> **INSTRUCTIONS FOR THE TASK**
Copy the data exactly. Images are to be left out.

> **SUPPLIED DATA**
======

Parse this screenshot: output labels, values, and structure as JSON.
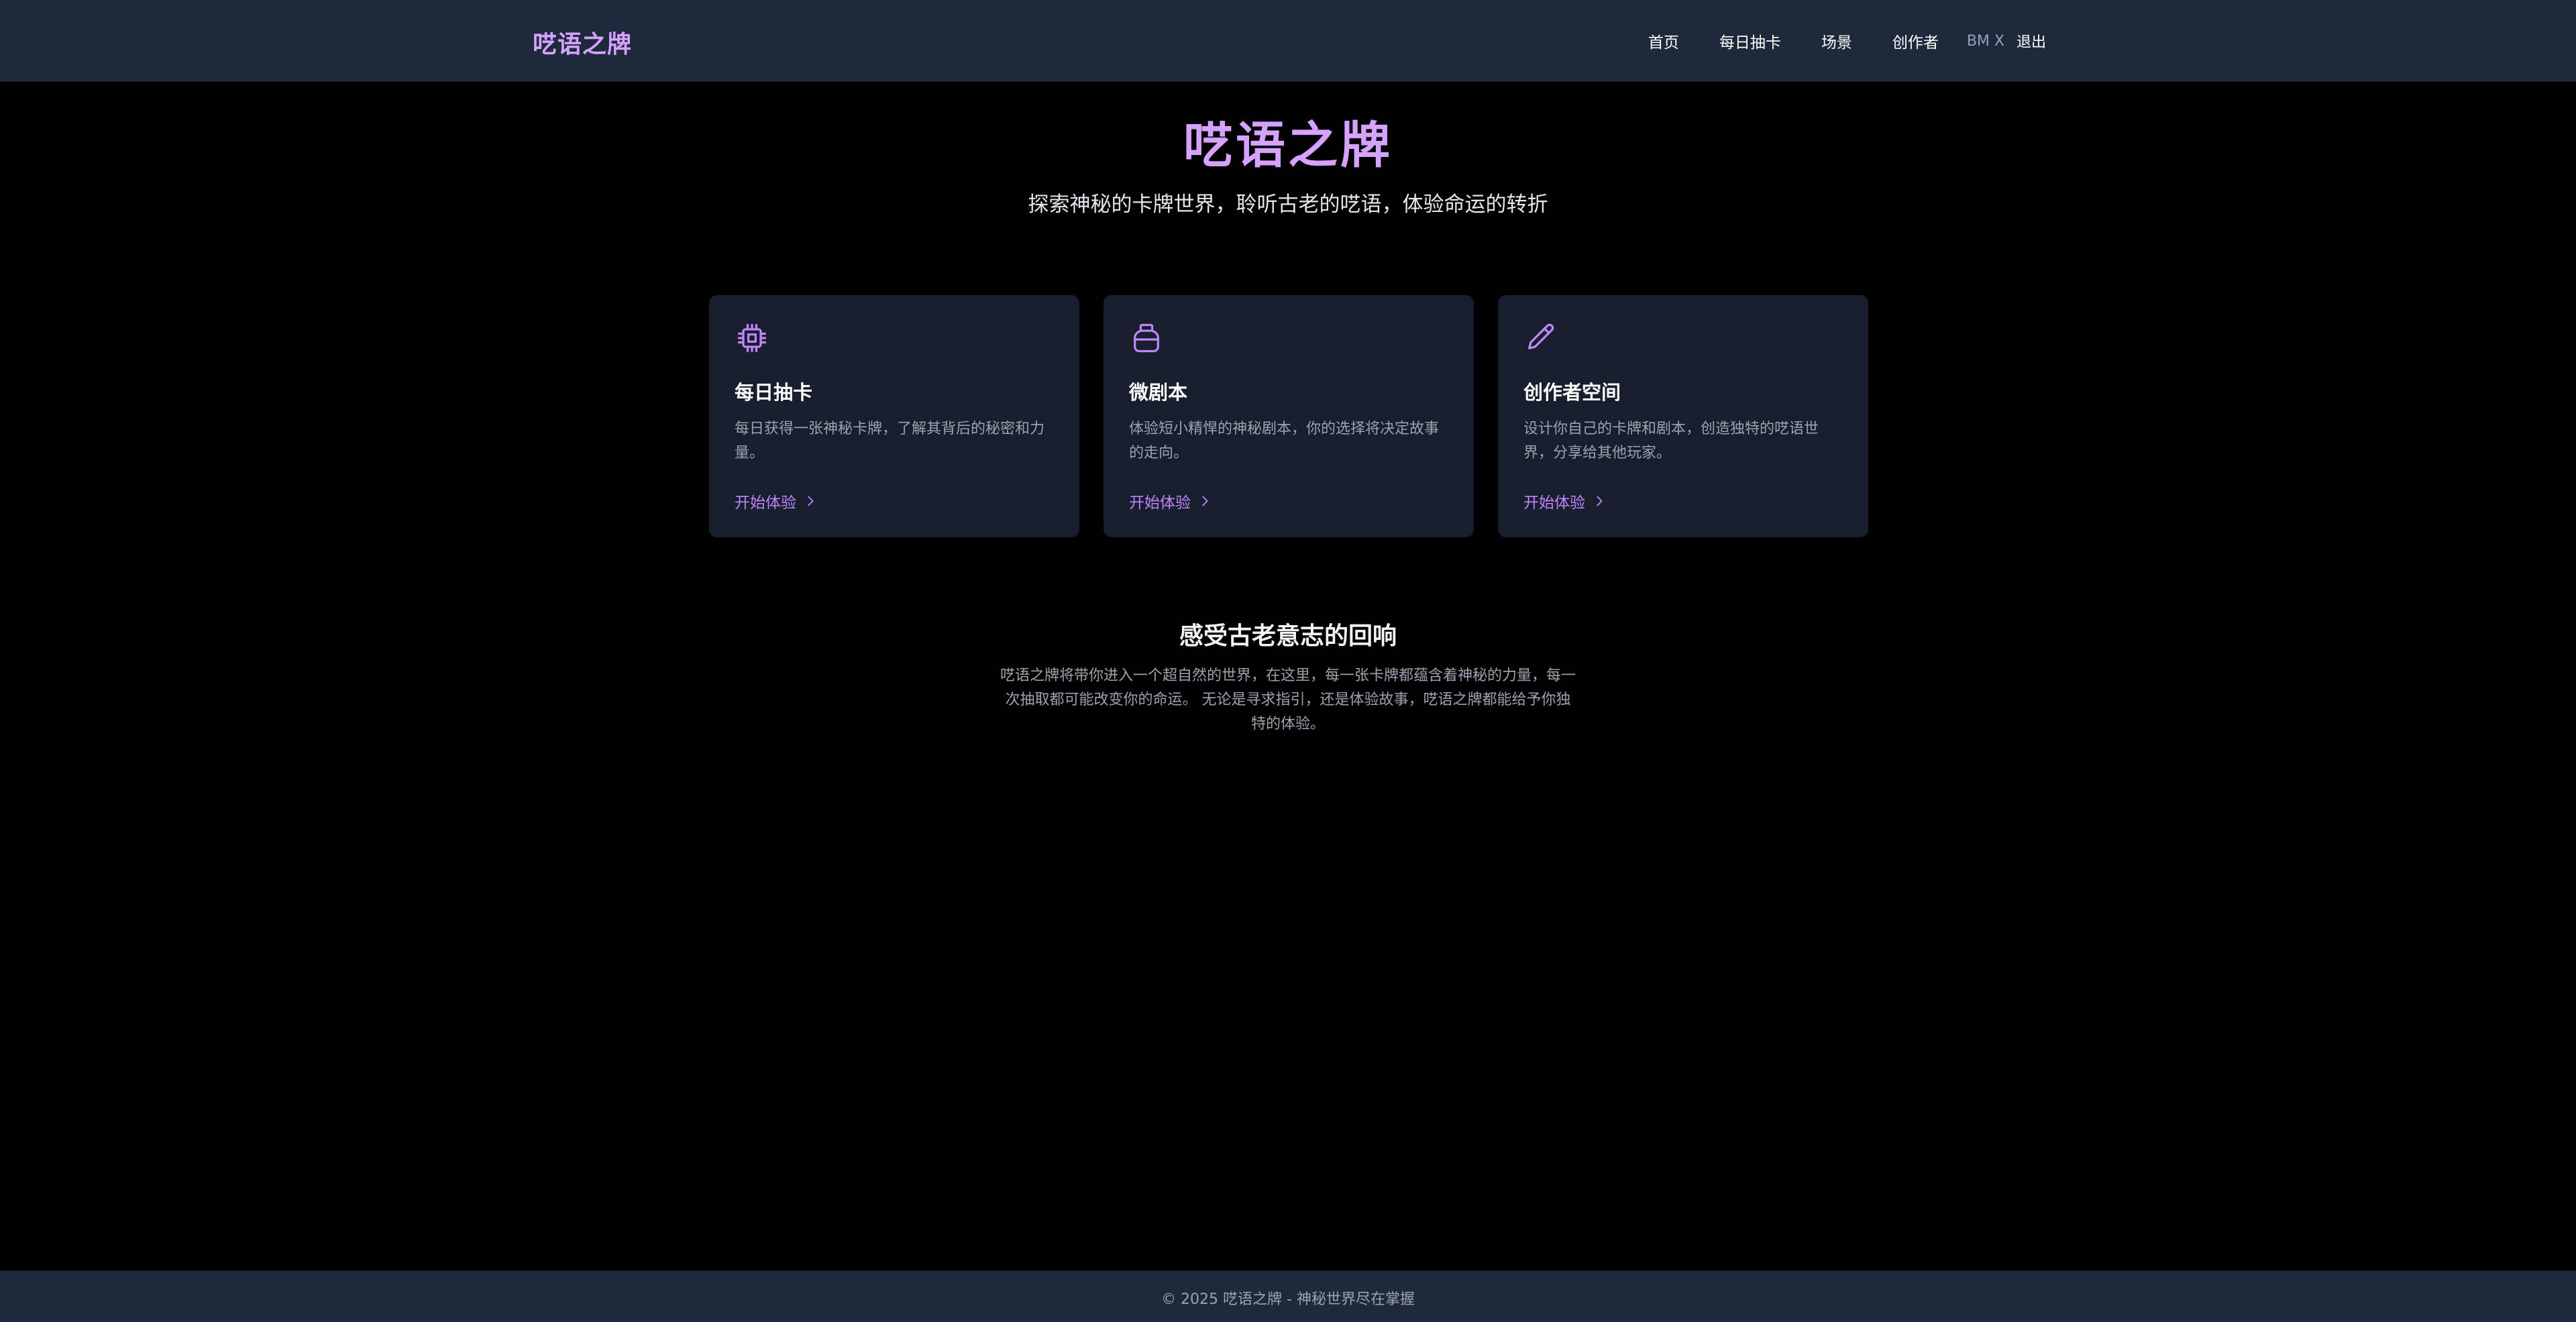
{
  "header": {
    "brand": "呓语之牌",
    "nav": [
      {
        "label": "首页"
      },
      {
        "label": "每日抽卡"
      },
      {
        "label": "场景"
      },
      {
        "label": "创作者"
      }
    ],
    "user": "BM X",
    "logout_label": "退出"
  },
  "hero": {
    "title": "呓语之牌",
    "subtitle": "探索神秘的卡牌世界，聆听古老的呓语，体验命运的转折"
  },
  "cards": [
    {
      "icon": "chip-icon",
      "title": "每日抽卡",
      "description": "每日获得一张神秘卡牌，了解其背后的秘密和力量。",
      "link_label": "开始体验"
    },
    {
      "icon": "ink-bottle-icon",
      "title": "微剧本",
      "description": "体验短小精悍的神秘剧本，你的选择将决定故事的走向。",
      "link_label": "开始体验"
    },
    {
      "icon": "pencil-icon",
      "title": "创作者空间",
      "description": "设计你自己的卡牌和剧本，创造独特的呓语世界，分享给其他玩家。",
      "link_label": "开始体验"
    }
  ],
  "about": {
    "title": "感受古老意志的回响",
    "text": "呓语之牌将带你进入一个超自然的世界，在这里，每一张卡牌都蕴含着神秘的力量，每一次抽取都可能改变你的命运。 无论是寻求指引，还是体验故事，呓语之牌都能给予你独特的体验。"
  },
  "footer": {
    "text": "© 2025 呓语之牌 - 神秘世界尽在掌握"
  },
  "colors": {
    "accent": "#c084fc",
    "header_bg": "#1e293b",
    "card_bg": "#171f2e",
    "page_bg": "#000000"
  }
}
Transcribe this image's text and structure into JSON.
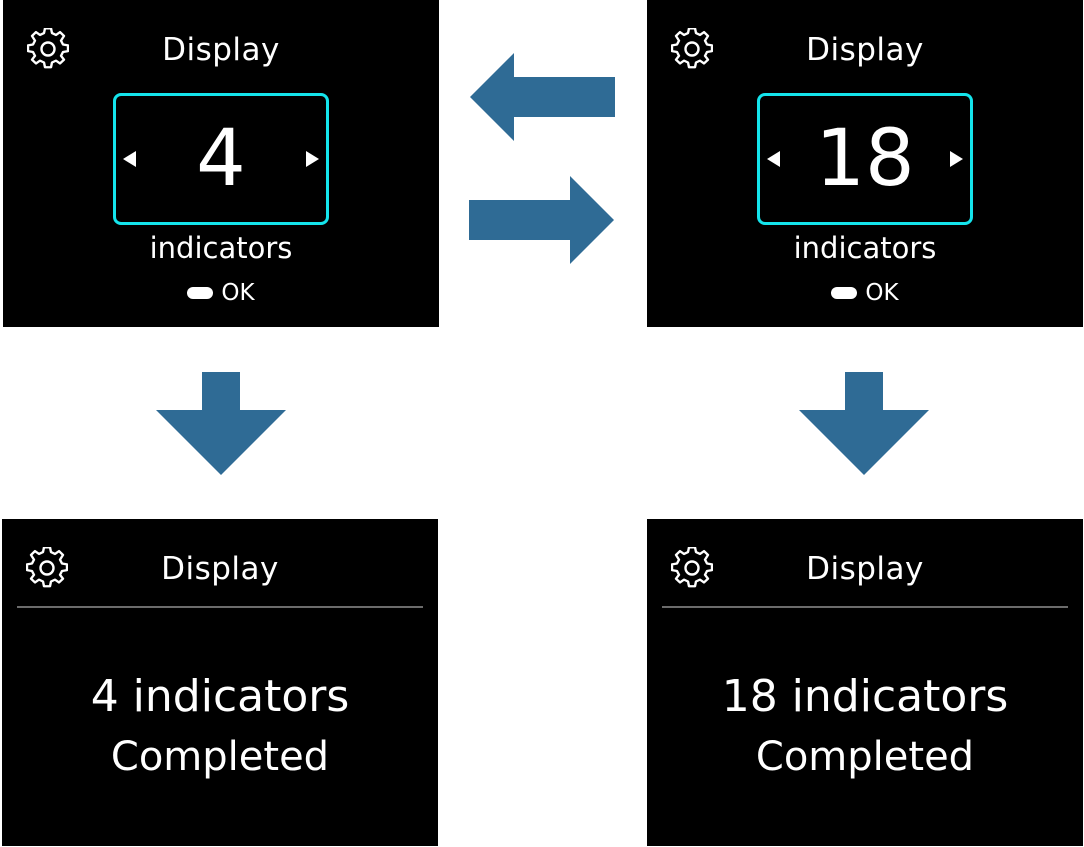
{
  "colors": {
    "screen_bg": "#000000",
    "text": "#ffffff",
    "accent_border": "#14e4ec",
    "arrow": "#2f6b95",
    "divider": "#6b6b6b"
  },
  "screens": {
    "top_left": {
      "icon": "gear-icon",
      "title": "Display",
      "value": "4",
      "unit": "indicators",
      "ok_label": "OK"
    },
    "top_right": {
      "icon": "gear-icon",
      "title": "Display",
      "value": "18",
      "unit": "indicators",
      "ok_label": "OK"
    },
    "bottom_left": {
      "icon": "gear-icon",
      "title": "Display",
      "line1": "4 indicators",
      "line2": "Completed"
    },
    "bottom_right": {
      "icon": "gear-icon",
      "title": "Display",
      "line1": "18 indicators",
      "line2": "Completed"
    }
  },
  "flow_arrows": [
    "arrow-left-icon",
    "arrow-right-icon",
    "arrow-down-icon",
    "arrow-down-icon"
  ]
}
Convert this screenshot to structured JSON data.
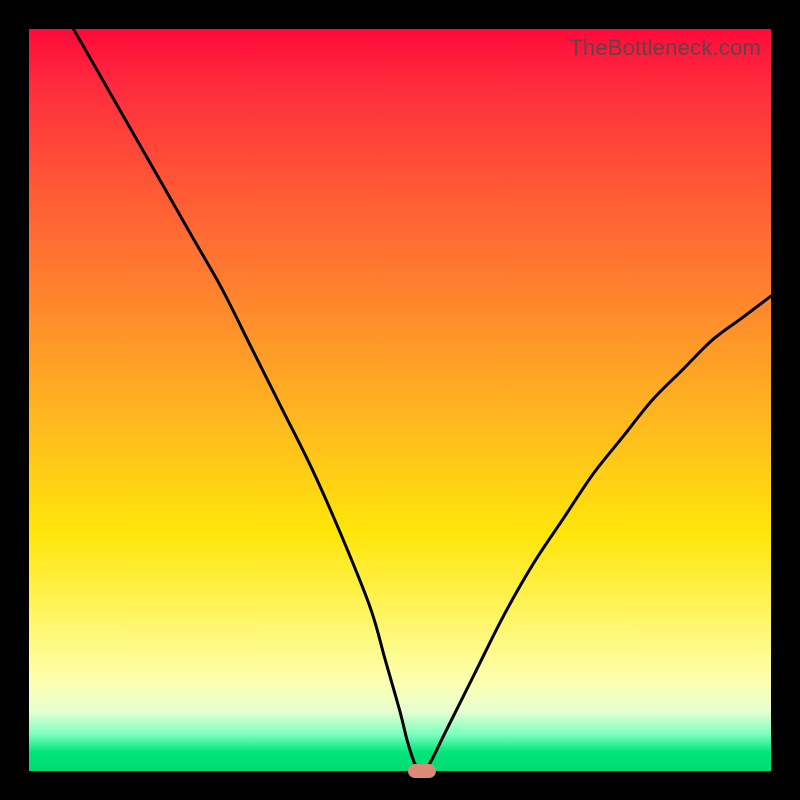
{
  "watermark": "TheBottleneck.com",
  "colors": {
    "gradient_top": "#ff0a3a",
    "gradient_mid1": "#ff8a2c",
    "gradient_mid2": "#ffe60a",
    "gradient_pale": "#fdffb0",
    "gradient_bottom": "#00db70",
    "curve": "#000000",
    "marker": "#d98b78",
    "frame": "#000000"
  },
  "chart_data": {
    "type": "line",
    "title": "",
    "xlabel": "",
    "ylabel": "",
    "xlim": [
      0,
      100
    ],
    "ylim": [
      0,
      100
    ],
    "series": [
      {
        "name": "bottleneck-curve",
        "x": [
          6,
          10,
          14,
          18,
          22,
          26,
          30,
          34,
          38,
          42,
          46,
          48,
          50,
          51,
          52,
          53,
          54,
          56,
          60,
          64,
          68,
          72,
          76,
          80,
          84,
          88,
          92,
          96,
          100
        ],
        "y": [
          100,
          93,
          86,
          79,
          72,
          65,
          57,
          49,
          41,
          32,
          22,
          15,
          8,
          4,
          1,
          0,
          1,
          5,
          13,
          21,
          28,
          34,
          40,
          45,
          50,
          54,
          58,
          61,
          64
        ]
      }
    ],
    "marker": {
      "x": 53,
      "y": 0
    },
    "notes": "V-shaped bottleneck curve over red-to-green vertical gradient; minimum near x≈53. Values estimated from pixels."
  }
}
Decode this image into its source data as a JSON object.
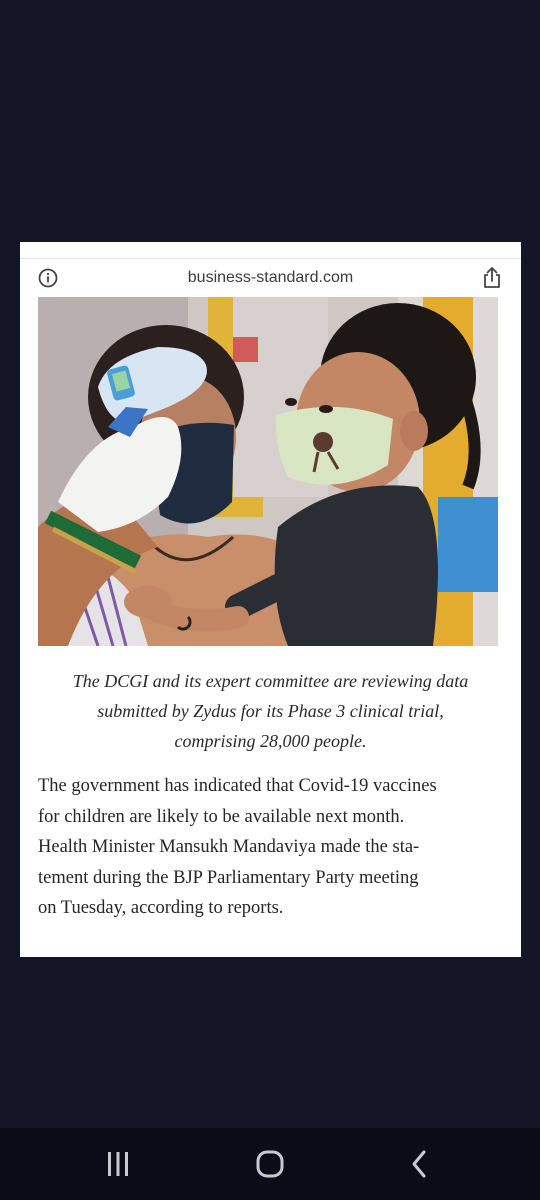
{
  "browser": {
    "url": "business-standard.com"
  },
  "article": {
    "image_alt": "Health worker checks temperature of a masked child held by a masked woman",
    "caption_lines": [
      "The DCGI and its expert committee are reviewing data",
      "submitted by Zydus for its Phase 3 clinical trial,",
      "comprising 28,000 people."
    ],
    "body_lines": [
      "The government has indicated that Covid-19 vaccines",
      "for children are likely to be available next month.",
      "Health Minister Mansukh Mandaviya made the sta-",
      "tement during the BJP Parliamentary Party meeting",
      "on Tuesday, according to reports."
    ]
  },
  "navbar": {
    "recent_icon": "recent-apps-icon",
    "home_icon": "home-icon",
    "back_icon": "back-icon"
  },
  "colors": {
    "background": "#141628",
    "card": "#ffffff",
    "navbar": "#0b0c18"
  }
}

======

> **RESPONSE AREA**
Parse this screenshot: output labels, values, and structure as JSON.
{
  "header": {
    "brand": "呓语之牌",
    "nav": [
      {
        "label": "首页"
      },
      {
        "label": "每日抽卡"
      },
      {
        "label": "场景"
      },
      {
        "label": "创作者"
      }
    ],
    "user": "BM X",
    "logout_label": "退出"
  },
  "hero": {
    "title": "呓语之牌",
    "subtitle": "探索神秘的卡牌世界，聆听古老的呓语，体验命运的转折"
  },
  "cards": [
    {
      "icon": "chip-icon",
      "title": "每日抽卡",
      "description": "每日获得一张神秘卡牌，了解其背后的秘密和力量。",
      "link_label": "开始体验"
    },
    {
      "icon": "ink-bottle-icon",
      "title": "微剧本",
      "description": "体验短小精悍的神秘剧本，你的选择将决定故事的走向。",
      "link_label": "开始体验"
    },
    {
      "icon": "pencil-icon",
      "title": "创作者空间",
      "description": "设计你自己的卡牌和剧本，创造独特的呓语世界，分享给其他玩家。",
      "link_label": "开始体验"
    }
  ],
  "about": {
    "title": "感受古老意志的回响",
    "text": "呓语之牌将带你进入一个超自然的世界，在这里，每一张卡牌都蕴含着神秘的力量，每一次抽取都可能改变你的命运。 无论是寻求指引，还是体验故事，呓语之牌都能给予你独特的体验。"
  },
  "footer": {
    "text": "© 2025 呓语之牌 - 神秘世界尽在掌握"
  },
  "colors": {
    "accent": "#c084fc",
    "header_bg": "#1e293b",
    "card_bg": "#171f2e",
    "page_bg": "#000000"
  }
}
Transcribe this image's text and structure into JSON.
{
  "colors": {
    "screen_bg": "#000000",
    "text": "#ffffff",
    "accent_border": "#14e4ec",
    "arrow": "#2f6b95",
    "divider": "#6b6b6b"
  },
  "screens": {
    "top_left": {
      "icon": "gear-icon",
      "title": "Display",
      "value": "4",
      "unit": "indicators",
      "ok_label": "OK"
    },
    "top_right": {
      "icon": "gear-icon",
      "title": "Display",
      "value": "18",
      "unit": "indicators",
      "ok_label": "OK"
    },
    "bottom_left": {
      "icon": "gear-icon",
      "title": "Display",
      "line1": "4 indicators",
      "line2": "Completed"
    },
    "bottom_right": {
      "icon": "gear-icon",
      "title": "Display",
      "line1": "18 indicators",
      "line2": "Completed"
    }
  },
  "flow_arrows": [
    "arrow-left-icon",
    "arrow-right-icon",
    "arrow-down-icon",
    "arrow-down-icon"
  ]
}
Convert this screenshot to structured JSON data.
{
  "watermark": "TheBottleneck.com",
  "colors": {
    "gradient_top": "#ff0a3a",
    "gradient_mid1": "#ff8a2c",
    "gradient_mid2": "#ffe60a",
    "gradient_pale": "#fdffb0",
    "gradient_bottom": "#00db70",
    "curve": "#000000",
    "marker": "#d98b78",
    "frame": "#000000"
  },
  "chart_data": {
    "type": "line",
    "title": "",
    "xlabel": "",
    "ylabel": "",
    "xlim": [
      0,
      100
    ],
    "ylim": [
      0,
      100
    ],
    "series": [
      {
        "name": "bottleneck-curve",
        "x": [
          6,
          10,
          14,
          18,
          22,
          26,
          30,
          34,
          38,
          42,
          46,
          48,
          50,
          51,
          52,
          53,
          54,
          56,
          60,
          64,
          68,
          72,
          76,
          80,
          84,
          88,
          92,
          96,
          100
        ],
        "y": [
          100,
          93,
          86,
          79,
          72,
          65,
          57,
          49,
          41,
          32,
          22,
          15,
          8,
          4,
          1,
          0,
          1,
          5,
          13,
          21,
          28,
          34,
          40,
          45,
          50,
          54,
          58,
          61,
          64
        ]
      }
    ],
    "marker": {
      "x": 53,
      "y": 0
    },
    "notes": "V-shaped bottleneck curve over red-to-green vertical gradient; minimum near x≈53. Values estimated from pixels."
  }
}
Decode this image into its source data as a JSON object.
{
  "browser": {
    "url": "business-standard.com"
  },
  "article": {
    "image_alt": "Health worker checks temperature of a masked child held by a masked woman",
    "caption_lines": [
      "The DCGI and its expert committee are reviewing data",
      "submitted by Zydus for its Phase 3 clinical trial,",
      "comprising 28,000 people."
    ],
    "body_lines": [
      "The government has indicated that Covid-19 vaccines",
      "for children are likely to be available next month.",
      "Health Minister Mansukh Mandaviya made the sta-",
      "tement during the BJP Parliamentary Party meeting",
      "on Tuesday, according to reports."
    ]
  },
  "navbar": {
    "recent_icon": "recent-apps-icon",
    "home_icon": "home-icon",
    "back_icon": "back-icon"
  },
  "colors": {
    "background": "#141628",
    "card": "#ffffff",
    "navbar": "#0b0c18"
  }
}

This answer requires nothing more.